The only poll worth watching was the final one. While commentators, business and markets have twitched and twittered with the gyrations of #indyref polls in the past month - NO has won this referendum by a clear margin. While David Cameron will breathe a huge sign of relief - a vote of no confidence is off the table from even his own side - you have to agree with SNP deputy leader Nicola Sturgeon - that "Scotland has changed forever" But that change is not just coming to Scotland - it now looks like a federal UK is on the cards.
Importantly for the UK as a whole, however, a yes vote would mean a long period of hugely complicated negotiations. The legal statuses, international affiliations, assets, debts and currency arrangements of the successor states would all have to be agreed...
As far as the English people are concerned, a Scottish split ought to mobilise a much-needed look closer to home, where the skewed political and economic landscape of a London-centric England shows a growing need to address our own socio-economic problems.
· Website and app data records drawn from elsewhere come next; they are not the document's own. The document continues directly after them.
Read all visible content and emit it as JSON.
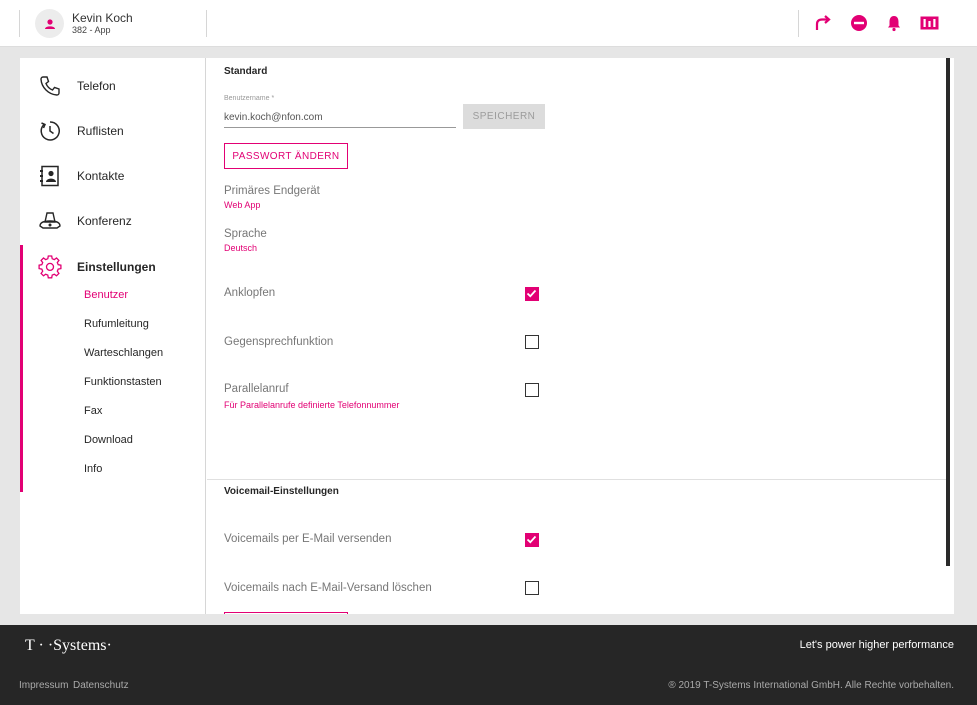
{
  "header": {
    "user_name": "Kevin Koch",
    "user_sub": "382 - App",
    "icons": [
      "forward-call-icon",
      "do-not-disturb-icon",
      "bell-icon",
      "status-panel-icon"
    ]
  },
  "sidebar": {
    "items": [
      {
        "label": "Telefon",
        "icon": "phone-icon"
      },
      {
        "label": "Ruflisten",
        "icon": "clock-icon"
      },
      {
        "label": "Kontakte",
        "icon": "contacts-icon"
      },
      {
        "label": "Konferenz",
        "icon": "conference-icon"
      },
      {
        "label": "Einstellungen",
        "icon": "gear-icon"
      }
    ],
    "subitems": [
      "Benutzer",
      "Rufumleitung",
      "Warteschlangen",
      "Funktionstasten",
      "Fax",
      "Download",
      "Info"
    ]
  },
  "standard": {
    "title": "Standard",
    "username_label": "Benutzername *",
    "username_value": "kevin.koch@nfon.com",
    "save_label": "SPEICHERN",
    "password_label": "PASSWORT ÄNDERN",
    "primary_device_label": "Primäres Endgerät",
    "primary_device_value": "Web App",
    "language_label": "Sprache",
    "language_value": "Deutsch",
    "call_waiting_label": "Anklopfen",
    "intercom_label": "Gegensprechfunktion",
    "parallel_label": "Parallelanruf",
    "parallel_sub": "Für Parallelanrufe definierte Telefonnummer"
  },
  "voicemail": {
    "title": "Voicemail-Einstellungen",
    "email_send_label": "Voicemails per E-Mail versenden",
    "email_delete_label": "Voicemails nach E-Mail-Versand löschen"
  },
  "checks": {
    "call_waiting": true,
    "intercom": false,
    "parallel": false,
    "email_send": true,
    "email_delete": false
  },
  "footer": {
    "brand": "T · ·Systems·",
    "tagline": "Let's power higher performance",
    "impressum": "Impressum",
    "datenschutz": "Datenschutz",
    "copyright": "® 2019 T-Systems International GmbH. Alle Rechte vorbehalten."
  },
  "colors": {
    "accent": "#e20074",
    "footer_bg": "#262626",
    "page_bg": "#e6e6e6"
  }
}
Perhaps the collected counties of Northern England ought to demand a similar referendum; try telling the average northerner that their voice is heard down in Westminster.
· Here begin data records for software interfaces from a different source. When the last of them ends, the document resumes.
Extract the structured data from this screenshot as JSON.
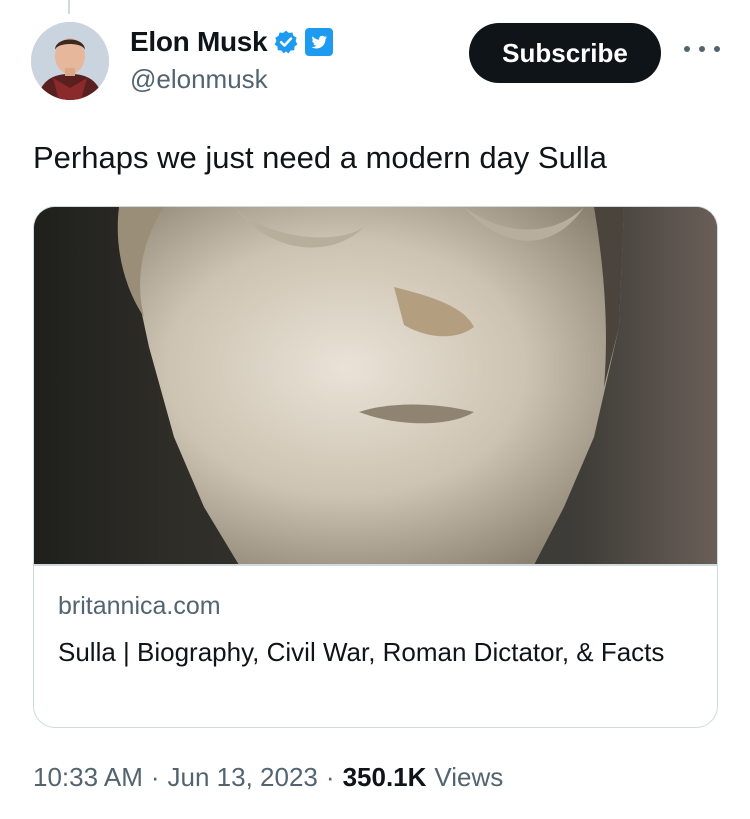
{
  "tweet": {
    "author": {
      "display_name": "Elon Musk",
      "handle": "@elonmusk",
      "verified": true
    },
    "subscribe_label": "Subscribe",
    "text": "Perhaps we just need a modern day Sulla",
    "card": {
      "domain": "britannica.com",
      "title": "Sulla | Biography, Civil War, Roman Dictator, & Facts"
    },
    "meta": {
      "time": "10:33 AM",
      "separator": "·",
      "date": "Jun 13, 2023",
      "views_count": "350.1K",
      "views_label": "Views"
    }
  },
  "icons": {
    "verified": "verified-badge-icon",
    "affiliation": "twitter-bird-icon",
    "more": "more-horizontal-icon"
  },
  "colors": {
    "verified_blue": "#1d9bf0",
    "button_bg": "#0f1419",
    "secondary_text": "#536471",
    "border": "#cfd9de"
  }
}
With the Yes and No camps almost neck and neck in the polls, the result of the vote on Scottish independence looks set to go right down to the wire. ...
The opportunity that befalls us on Thursday is one of an exceptional preciousness; one that has been campaigned for with positivity and creativity. It is an opportunity, at its simplest, to compare how Scotland is run to how Scotland could be run, and to find the faith in ourselves to make the decision that we can do better.
Unless you've been living inside a black hole since the early 1990s, the allusions to the current referendum must be apparent. For as a child of Britain, unable to affect the potential break up of the United Kingdom on Thursday, the naïve response is to feel this is unfair...
Whatever you think about Alex Salmond - be it proprietor of independence or destroyer of the glorious union - he is right about one thing: the Scottish Independence referendum is a 'once in a generation' opportunity. It is the battle of disparity, the war of disillusionment, the fist-fight of hope vs. cold hard political reality.
If we want to see our national politics in familial terms, then we should feel quite alright about doing it in a twenty-first century manner. No divorce is painless, but very often it is what the individuals want.
On Friday morning, no matter how Scotland votes, the United Kingdom will never be the same again. Not because we might find ourselves at the beginning of a messy and painful divorce bearing in mind the chippiness of the SNP (Scottish National Party) and its leader, Alex Salmond.
Abiding by international norms is what most governments do unless and until those norms can be amended and Abadi should understand that without a truly fresh start, pro-Kurdish voices will become louder.
The crash of 2008 undoubtedly cast financiers and bankers as the villains of society. Trust and confidence in financial institutions plummeted to an all time low. But amidst the aftermath of the crash, we shouldn't forget that financial markets can be a force for good.
A wondrous event took place in London town last night. A premiere like no other, vInspired's Swing The Vote set out to reveal what's remained a secret 'til now: exactly what will get the UK's 18-24 year olds to the ballot box next summer.
I am not Scottish, and I don't live in Scotland, so I don't have a vote in next week's independence referendum. But if I were, and if I did, I would unhesitatingly vote a great big No... I believe that we really are better together, and that doesn't apply only to England and Scotland.
If Scotland goes independent they'll wonder, what went wrong in Westminster? In other words how, within weeks of the referendum did 300 years of union and 3 years of political confidence become a sudden and desperate battleground between Team Scotland and Team Westminster?
'Seriously, guys,' said Nick, coming back from the buffet car carrying three takeaway lattes in one of those elaborate egg-carton cup carriers. 'Guys. Seriously.' 'God Nick, what now?' David was looking tired while Ed slurped his latte gratefully and quickly.
It was another Conservative prime minister, Harold Macmillian, who explained in just five short words how governments can crumble with such spectacular suddenness: Events, my dear boy, events.